**Problem details:** Search the data for the word "icon". Reproduce every line where it is found.

*** Source data ***

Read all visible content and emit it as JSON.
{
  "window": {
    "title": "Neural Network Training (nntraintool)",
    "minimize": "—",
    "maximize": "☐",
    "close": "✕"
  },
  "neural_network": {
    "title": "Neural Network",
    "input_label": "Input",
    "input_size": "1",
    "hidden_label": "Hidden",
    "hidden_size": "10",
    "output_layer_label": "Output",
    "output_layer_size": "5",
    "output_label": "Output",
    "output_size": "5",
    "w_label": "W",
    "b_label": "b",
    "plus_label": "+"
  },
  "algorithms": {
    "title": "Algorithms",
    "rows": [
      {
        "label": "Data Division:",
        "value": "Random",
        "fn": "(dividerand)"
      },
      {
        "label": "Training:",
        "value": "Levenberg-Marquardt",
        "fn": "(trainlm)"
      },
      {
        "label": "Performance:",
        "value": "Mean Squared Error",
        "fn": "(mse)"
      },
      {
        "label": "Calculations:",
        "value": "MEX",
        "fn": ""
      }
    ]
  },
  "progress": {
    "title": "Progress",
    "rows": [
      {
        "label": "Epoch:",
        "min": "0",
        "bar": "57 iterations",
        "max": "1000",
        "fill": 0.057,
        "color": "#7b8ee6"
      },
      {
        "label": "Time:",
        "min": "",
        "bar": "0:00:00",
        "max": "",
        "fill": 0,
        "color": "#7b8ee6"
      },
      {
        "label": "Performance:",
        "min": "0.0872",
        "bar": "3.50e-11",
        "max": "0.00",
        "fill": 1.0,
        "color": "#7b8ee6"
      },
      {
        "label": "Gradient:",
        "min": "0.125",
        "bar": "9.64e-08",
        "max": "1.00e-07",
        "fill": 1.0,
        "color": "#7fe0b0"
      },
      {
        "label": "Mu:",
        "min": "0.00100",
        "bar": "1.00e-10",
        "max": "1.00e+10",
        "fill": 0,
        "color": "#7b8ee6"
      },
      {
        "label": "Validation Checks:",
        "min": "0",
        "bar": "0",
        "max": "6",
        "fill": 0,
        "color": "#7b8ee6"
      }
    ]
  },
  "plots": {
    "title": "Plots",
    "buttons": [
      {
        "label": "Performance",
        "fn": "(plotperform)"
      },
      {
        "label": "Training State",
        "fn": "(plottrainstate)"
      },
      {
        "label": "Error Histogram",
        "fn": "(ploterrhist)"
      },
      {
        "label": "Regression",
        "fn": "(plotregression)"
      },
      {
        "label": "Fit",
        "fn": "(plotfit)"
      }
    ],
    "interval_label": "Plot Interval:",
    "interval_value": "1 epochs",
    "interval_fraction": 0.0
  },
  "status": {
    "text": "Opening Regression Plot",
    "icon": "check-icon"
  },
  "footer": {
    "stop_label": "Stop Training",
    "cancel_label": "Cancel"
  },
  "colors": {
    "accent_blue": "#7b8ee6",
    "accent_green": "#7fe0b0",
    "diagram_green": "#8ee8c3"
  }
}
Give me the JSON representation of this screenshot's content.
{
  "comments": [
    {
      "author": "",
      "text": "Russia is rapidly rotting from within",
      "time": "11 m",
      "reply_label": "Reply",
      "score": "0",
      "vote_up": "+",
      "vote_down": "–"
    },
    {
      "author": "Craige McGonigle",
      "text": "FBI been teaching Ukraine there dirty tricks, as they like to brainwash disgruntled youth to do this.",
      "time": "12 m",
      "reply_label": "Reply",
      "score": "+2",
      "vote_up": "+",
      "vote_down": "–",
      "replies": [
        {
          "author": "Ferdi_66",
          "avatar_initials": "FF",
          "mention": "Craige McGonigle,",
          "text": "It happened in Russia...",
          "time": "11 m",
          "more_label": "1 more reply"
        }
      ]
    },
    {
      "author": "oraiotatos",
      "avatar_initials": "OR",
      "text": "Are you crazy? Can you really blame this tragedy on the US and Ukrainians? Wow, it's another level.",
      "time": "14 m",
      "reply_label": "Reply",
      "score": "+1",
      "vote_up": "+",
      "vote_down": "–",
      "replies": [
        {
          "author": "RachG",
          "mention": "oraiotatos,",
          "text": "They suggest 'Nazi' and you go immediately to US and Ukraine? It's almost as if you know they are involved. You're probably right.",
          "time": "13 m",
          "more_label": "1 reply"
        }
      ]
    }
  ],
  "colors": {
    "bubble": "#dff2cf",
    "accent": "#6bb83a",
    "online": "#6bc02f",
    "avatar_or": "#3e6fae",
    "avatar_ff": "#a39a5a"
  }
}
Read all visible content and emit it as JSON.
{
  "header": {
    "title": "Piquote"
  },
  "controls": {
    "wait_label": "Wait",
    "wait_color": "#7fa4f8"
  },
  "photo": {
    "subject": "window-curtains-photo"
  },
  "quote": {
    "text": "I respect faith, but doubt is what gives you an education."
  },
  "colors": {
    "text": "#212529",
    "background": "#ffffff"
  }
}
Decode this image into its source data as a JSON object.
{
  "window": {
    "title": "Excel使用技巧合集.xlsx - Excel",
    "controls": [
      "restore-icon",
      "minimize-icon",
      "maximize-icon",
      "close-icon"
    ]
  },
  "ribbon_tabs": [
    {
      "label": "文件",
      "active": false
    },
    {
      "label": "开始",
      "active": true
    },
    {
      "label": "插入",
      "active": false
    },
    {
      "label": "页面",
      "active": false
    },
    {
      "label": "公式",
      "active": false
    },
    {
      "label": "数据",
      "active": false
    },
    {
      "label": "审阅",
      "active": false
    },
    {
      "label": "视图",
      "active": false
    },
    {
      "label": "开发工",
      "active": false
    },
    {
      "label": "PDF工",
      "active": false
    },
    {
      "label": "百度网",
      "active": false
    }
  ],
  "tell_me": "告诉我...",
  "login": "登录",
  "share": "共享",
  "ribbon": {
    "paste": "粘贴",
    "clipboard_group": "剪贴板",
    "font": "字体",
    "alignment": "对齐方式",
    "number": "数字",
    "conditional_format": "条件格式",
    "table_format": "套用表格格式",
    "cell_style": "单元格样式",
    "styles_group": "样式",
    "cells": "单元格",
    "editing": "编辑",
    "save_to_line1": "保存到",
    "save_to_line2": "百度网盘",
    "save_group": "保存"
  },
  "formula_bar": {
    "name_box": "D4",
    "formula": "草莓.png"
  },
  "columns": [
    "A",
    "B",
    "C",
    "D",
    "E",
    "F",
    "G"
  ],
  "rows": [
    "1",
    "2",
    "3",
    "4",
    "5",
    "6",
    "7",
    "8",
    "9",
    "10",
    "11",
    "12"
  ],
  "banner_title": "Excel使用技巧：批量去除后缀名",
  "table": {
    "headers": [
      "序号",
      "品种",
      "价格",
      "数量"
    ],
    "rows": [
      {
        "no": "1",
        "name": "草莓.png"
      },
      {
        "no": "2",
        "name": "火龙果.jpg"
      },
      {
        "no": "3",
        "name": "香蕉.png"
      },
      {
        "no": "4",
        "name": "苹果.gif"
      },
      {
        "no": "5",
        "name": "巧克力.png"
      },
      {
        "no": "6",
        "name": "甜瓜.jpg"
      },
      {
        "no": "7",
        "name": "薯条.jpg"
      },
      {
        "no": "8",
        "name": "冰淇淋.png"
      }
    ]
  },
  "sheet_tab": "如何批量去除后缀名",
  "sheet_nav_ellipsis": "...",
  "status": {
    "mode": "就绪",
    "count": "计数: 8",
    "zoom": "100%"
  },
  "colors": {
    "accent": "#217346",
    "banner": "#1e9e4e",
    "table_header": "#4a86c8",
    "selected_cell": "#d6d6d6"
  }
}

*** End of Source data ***

**Your solution:**
    "icon": "check-icon"
      "restore-icon",
      "minimize-icon",
      "maximize-icon",
      "close-icon"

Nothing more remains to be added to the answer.